POPIA has thrust data governance into the limelight for South African businesses, but dealing with POPIA compliance can be difficult because the various stakeholders speak very different languages.
It is therefore critical that you have the right infrastructure in place to help these parties work together towards POPIA compliance.
In the third and final episode of Microsoft’s POPIA Compliance Series, Aki Anastasiou speaks with Michalsons attorneys John Giles and Mark Heyink, as well as Modern Work Specialist at Microsoft Catherine De Klerk, about how Microsoft technology can help to bridge the gap between your IT team and your lawyers.
As Giles highlights, this is because law courses don’t offer tech-related courses, and IT courses don’t offer courses in business law and compliance.
Key to helping your technical experts and your legal team work together is the information officer, who serves as a middle-man between these two groups.
“The information officer is by default the head of the organisation or the CEO for a private body, whereas for public bodies it depends on a number of factors – but even in these organisations it is essentially the head of the body,” explained Giles.
How Microsoft can help
While the information officer is important, it is also crucial that you have the right tools to allow the relevant parties within your organisation to perform their compliance roles.
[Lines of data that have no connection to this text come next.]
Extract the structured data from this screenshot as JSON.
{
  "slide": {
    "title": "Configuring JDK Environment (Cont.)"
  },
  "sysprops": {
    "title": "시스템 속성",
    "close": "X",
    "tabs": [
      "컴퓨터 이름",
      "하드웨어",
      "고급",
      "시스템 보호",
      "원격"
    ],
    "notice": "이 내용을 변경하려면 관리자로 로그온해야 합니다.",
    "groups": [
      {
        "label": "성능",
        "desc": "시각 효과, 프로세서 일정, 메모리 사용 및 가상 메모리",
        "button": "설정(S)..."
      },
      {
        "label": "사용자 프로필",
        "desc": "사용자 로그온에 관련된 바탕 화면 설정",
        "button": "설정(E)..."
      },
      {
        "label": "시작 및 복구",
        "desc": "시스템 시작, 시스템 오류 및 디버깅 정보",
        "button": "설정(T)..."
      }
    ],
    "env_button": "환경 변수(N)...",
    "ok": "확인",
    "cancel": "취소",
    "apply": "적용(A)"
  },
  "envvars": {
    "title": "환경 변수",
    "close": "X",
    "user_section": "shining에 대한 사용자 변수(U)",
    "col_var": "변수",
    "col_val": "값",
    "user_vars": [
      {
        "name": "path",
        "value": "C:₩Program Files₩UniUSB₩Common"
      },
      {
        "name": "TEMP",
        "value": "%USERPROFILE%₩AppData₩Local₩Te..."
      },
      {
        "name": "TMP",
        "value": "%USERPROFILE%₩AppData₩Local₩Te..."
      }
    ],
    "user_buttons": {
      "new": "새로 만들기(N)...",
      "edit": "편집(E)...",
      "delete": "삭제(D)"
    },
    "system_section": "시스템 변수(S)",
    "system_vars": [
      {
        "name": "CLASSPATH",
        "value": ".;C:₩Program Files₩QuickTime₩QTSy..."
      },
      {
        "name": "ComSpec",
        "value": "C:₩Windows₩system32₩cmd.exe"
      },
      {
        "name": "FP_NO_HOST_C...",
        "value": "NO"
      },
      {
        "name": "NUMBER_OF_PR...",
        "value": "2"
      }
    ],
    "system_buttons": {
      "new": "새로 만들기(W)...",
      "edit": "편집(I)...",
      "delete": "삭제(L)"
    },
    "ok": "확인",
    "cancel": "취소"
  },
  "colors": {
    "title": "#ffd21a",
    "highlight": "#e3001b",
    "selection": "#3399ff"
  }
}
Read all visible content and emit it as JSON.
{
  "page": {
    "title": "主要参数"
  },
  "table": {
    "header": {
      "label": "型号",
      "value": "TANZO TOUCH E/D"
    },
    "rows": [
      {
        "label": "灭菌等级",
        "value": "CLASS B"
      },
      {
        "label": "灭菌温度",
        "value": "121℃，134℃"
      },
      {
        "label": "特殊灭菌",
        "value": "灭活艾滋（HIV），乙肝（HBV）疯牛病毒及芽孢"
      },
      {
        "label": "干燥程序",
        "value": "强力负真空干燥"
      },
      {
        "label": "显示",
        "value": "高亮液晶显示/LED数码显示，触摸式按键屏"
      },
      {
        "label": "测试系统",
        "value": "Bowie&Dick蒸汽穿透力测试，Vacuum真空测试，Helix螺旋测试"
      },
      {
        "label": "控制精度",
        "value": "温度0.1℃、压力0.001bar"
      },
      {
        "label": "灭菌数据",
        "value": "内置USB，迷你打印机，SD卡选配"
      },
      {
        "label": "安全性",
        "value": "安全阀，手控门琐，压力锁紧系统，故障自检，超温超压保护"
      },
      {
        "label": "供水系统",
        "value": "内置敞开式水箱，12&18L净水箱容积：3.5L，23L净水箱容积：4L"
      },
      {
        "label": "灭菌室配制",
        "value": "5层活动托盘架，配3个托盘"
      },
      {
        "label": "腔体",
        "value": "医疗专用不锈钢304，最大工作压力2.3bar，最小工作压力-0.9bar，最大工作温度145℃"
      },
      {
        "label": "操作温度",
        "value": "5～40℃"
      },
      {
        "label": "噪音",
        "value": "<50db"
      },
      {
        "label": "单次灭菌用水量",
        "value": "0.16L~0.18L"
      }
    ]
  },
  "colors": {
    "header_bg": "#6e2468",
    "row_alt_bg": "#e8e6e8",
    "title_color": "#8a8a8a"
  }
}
“We’ve got a lot of these solutions built into our Office 365 services that allow technical personnel to look at a regulation, see what the controls are against that regulation, and determine the measures they need to put in place in order to comply with that regulation,” said De Klerk.
De Klerk also highlighted how Microsoft Compliance Manager allows organisations to set different roles for different staff – as it is not just your IT staff who are interacting with your compliance efforts.
“Before, the admin had access to everything, but now we’ve got a compliance role and we’ve got different data roles so that you can keep those barriers in between different groups,” said De Klerk.
For example, somebody who is in a compliance role within your organisation might not have access to everything within the Microsoft Compliance Manager, but they need to have access to the controls and the policies that they need to put in place.
Likewise, business stakeholders will have access to the policies which involve them – ultimately meaning that each stakeholder can contribute to that which concerns them without having access to areas in which they are not the experts.
Watch the final episode of Microsoft’s POPIA Compliance Series below to learn more. You can see the full Microsoft POPIA Compliance Series here.